Retype all of the records shown beneath this task, exactly as they stand.
(Provided information Opens)
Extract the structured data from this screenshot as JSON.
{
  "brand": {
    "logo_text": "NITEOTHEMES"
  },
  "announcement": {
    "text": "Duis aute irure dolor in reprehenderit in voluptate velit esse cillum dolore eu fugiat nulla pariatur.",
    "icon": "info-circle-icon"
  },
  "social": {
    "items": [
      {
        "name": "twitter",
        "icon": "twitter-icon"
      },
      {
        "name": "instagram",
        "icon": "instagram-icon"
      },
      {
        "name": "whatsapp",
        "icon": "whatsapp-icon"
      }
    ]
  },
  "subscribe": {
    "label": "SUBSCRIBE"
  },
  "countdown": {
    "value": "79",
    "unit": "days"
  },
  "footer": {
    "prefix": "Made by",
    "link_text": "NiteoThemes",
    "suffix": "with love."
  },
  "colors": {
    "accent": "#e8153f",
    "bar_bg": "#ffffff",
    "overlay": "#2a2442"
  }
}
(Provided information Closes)
## [Solution to the exercise]
Extract the structured data from this screenshot as JSON.
{
  "brand": {
    "logo_text": "NITEOTHEMES"
  },
  "announcement": {
    "text": "Duis aute irure dolor in reprehenderit in voluptate velit esse cillum dolore eu fugiat nulla pariatur.",
    "icon": "info-circle-icon"
  },
  "social": {
    "items": [
      {
        "name": "twitter",
        "icon": "twitter-icon"
      },
      {
        "name": "instagram",
        "icon": "instagram-icon"
      },
      {
        "name": "whatsapp",
        "icon": "whatsapp-icon"
      }
    ]
  },
  "subscribe": {
    "label": "SUBSCRIBE"
  },
  "countdown": {
    "value": "79",
    "unit": "days"
  },
  "footer": {
    "prefix": "Made by",
    "link_text": "NiteoThemes",
    "suffix": "with love."
  },
  "colors": {
    "accent": "#e8153f",
    "bar_bg": "#ffffff",
    "overlay": "#2a2442"
  }
}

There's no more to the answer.